Healthcare leaders remain optimistic that the U.S. will find coverage solutions that could halve the percentage of uninsured Americans to 8% in 10 years, according to a new survey commissioned by the Commonwealth Fund. Of the 255 respondents, 75% said employer-sponsored insurance should not be permitted to decline. Eighty-two percent favored incentives for employers to provide basic insurance and 79% favored tax credits or other subsidies for low-wage workers.
Other popular policy options included requiring employers who do not provide health benefits to pay into a fund to insure workers and their families (70%), allowing employers to buy into state-sponsored programs such as Medicaid for their employees (60%), and requiring employers to help finance benefits (52%).
Fifty-seven percent of respondents supported mandating individuals to buy insurance, while 42% supported replacing employer-based coverage with a single-payer plan. Only 22% of respondents supported health savings accounts and 33% backed association health plans as policy options for expanding coverage.
"There appears to be a great deal of consensus among leaders across healthcare sectors . . . about actions we can take that will reduce the numbers of uninsured," Commonwealth Fund President Karen Davis said in a press release.
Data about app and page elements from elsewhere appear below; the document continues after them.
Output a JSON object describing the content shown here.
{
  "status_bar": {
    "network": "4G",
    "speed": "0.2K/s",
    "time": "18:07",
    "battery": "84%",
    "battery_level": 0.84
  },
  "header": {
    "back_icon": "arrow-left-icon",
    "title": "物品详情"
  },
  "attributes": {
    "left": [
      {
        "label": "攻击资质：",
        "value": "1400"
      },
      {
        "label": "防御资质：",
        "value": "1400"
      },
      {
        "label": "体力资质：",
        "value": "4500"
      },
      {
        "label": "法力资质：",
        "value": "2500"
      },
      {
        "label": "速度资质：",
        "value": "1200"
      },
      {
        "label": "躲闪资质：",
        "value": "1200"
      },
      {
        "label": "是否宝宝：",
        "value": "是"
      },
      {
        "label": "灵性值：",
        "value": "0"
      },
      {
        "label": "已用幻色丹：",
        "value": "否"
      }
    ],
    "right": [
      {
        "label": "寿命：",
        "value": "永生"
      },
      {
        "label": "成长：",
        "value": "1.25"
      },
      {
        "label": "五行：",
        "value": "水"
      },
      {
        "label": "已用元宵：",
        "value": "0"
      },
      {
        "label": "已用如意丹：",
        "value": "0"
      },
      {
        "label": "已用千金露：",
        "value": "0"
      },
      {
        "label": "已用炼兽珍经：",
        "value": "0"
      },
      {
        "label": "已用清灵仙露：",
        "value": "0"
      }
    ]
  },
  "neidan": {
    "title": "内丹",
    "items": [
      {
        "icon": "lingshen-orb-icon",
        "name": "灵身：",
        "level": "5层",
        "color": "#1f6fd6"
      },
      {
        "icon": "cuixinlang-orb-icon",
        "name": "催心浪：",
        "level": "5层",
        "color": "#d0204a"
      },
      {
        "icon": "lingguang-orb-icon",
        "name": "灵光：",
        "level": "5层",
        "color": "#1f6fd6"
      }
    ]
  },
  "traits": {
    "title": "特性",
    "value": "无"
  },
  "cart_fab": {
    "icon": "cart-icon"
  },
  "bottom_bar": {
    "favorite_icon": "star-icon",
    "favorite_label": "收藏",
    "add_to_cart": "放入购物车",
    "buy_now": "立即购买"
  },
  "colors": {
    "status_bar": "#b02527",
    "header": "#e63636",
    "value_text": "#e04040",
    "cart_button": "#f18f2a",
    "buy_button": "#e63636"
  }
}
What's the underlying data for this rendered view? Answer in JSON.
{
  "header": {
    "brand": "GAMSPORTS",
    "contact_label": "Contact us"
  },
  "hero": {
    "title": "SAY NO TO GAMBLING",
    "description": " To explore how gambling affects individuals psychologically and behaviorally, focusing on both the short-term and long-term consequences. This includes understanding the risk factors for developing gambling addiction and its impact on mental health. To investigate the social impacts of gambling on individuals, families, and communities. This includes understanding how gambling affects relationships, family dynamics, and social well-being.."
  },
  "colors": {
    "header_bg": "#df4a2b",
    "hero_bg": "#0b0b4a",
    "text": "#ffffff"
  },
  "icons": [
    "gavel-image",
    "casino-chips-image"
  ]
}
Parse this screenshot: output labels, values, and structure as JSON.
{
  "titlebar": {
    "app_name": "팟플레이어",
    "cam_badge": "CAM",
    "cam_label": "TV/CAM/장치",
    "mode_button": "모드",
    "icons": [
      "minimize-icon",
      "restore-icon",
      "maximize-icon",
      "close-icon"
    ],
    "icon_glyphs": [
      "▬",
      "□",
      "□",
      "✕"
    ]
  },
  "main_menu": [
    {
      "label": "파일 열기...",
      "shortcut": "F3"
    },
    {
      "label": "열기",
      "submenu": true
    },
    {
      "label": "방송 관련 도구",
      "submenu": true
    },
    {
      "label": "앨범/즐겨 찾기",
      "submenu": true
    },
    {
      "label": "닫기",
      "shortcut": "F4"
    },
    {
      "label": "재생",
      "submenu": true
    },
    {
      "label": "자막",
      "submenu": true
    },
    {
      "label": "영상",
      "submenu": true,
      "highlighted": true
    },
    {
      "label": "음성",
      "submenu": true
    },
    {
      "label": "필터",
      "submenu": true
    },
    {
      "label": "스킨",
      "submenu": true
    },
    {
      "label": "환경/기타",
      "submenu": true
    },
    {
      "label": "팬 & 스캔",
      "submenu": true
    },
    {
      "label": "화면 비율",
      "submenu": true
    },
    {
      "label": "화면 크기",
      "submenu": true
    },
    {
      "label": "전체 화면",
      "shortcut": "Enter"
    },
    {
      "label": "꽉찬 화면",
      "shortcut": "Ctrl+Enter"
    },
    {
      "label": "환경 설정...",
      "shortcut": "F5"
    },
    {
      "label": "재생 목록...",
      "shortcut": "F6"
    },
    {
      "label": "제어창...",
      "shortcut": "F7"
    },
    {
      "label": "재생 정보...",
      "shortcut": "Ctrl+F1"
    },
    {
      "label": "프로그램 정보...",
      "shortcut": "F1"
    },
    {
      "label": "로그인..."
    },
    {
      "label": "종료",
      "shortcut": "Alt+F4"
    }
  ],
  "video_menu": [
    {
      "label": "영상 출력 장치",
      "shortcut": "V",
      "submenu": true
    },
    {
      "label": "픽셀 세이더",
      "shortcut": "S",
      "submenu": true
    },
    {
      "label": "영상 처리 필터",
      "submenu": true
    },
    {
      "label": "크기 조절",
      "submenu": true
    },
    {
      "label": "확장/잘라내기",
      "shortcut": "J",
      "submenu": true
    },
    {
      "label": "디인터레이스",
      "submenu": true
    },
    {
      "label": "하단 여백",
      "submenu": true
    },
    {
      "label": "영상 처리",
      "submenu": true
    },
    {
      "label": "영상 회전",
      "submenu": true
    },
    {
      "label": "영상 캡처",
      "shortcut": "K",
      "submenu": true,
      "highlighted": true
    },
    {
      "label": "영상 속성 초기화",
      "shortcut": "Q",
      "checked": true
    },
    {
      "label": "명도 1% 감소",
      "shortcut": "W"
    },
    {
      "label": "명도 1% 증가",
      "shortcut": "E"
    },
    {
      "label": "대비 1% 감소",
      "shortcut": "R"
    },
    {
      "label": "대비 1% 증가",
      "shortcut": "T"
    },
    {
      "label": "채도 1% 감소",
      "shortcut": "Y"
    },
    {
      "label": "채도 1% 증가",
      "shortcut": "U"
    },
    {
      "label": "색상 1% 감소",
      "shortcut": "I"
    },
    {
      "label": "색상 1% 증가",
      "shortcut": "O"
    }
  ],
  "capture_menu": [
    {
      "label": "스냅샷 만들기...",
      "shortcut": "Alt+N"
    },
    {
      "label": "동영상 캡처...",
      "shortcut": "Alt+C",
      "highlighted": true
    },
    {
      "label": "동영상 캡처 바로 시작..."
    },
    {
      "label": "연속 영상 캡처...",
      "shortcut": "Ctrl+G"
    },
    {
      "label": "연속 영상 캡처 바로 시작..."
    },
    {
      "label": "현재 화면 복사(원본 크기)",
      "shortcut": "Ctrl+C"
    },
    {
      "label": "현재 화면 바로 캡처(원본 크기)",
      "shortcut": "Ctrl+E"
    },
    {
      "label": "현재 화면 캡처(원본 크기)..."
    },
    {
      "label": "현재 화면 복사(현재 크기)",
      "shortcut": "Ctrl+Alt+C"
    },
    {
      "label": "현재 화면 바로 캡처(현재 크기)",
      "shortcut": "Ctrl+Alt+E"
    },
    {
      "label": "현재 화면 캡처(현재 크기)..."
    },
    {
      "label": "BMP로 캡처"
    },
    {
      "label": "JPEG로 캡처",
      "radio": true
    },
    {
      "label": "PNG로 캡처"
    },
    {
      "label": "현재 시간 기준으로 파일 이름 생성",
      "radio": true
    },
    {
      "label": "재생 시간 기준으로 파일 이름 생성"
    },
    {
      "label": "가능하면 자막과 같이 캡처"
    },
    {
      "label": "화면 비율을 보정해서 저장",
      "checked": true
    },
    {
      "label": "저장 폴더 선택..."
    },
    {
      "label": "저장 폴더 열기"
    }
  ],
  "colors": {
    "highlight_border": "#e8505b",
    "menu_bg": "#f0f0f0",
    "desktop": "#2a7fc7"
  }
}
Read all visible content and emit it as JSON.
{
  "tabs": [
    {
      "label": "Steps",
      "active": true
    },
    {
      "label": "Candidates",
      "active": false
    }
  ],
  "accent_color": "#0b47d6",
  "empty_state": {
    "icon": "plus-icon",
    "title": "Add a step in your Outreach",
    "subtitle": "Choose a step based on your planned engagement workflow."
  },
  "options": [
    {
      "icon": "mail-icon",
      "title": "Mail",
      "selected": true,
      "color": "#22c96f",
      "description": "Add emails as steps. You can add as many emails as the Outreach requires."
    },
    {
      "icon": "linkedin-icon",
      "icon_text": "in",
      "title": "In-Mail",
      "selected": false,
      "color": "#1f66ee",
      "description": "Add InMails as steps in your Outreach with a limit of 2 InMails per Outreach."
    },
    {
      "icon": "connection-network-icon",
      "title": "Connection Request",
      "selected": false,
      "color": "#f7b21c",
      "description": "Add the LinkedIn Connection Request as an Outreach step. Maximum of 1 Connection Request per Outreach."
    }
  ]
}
The online survey was conducted by Harris Interactive between Feb. 3 and Feb. 15; respondents included individuals representing providers, insurers, government, labor, consumers, business and academia. View the survey results.